ASSIGNMENT —
Give back the records below exactly, every one, with no pictures.

---------- DATA TO USE

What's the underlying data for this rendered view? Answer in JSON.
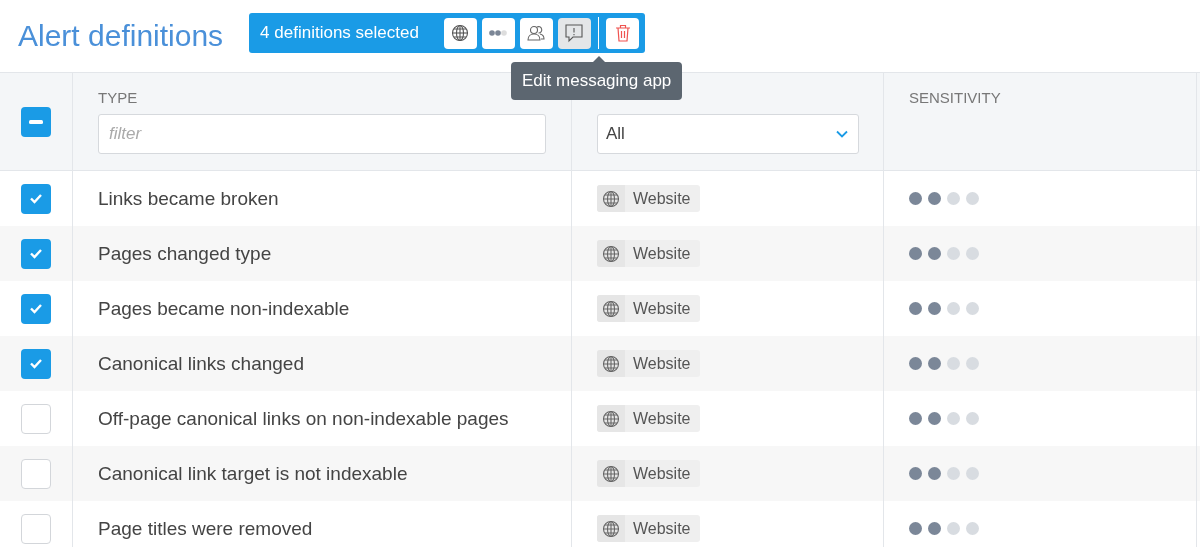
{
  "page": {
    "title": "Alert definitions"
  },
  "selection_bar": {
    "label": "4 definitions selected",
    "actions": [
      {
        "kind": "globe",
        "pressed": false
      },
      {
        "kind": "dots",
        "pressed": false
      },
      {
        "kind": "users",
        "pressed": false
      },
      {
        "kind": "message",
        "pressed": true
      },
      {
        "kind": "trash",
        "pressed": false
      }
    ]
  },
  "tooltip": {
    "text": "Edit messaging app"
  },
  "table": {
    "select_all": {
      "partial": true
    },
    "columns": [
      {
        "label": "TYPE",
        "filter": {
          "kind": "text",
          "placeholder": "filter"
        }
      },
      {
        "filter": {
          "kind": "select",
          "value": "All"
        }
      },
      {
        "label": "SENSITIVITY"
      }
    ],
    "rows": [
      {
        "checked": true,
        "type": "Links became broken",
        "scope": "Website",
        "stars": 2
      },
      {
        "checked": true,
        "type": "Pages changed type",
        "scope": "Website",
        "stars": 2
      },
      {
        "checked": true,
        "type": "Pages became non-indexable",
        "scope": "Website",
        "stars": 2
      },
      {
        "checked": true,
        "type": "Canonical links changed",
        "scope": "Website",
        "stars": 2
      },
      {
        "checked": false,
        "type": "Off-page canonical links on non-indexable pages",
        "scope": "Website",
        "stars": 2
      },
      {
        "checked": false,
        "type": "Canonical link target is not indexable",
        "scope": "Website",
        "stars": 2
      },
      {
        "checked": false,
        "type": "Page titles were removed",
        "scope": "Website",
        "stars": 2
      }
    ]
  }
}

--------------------

SOLUTION FOR THIS TASK —
What's the underlying data for this rendered view? Answer in JSON.
{
  "page": {
    "title": "Alert definitions"
  },
  "selection_bar": {
    "label": "4 definitions selected",
    "actions": [
      {
        "kind": "globe",
        "pressed": false
      },
      {
        "kind": "dots",
        "pressed": false
      },
      {
        "kind": "users",
        "pressed": false
      },
      {
        "kind": "message",
        "pressed": true
      },
      {
        "kind": "trash",
        "pressed": false
      }
    ]
  },
  "tooltip": {
    "text": "Edit messaging app"
  },
  "table": {
    "select_all": {
      "partial": true
    },
    "columns": [
      {
        "label": "TYPE",
        "filter": {
          "kind": "text",
          "placeholder": "filter"
        }
      },
      {
        "filter": {
          "kind": "select",
          "value": "All"
        }
      },
      {
        "label": "SENSITIVITY"
      }
    ],
    "rows": [
      {
        "checked": true,
        "type": "Links became broken",
        "scope": "Website",
        "stars": 2
      },
      {
        "checked": true,
        "type": "Pages changed type",
        "scope": "Website",
        "stars": 2
      },
      {
        "checked": true,
        "type": "Pages became non-indexable",
        "scope": "Website",
        "stars": 2
      },
      {
        "checked": true,
        "type": "Canonical links changed",
        "scope": "Website",
        "stars": 2
      },
      {
        "checked": false,
        "type": "Off-page canonical links on non-indexable pages",
        "scope": "Website",
        "stars": 2
      },
      {
        "checked": false,
        "type": "Canonical link target is not indexable",
        "scope": "Website",
        "stars": 2
      },
      {
        "checked": false,
        "type": "Page titles were removed",
        "scope": "Website",
        "stars": 2
      }
    ]
  }
}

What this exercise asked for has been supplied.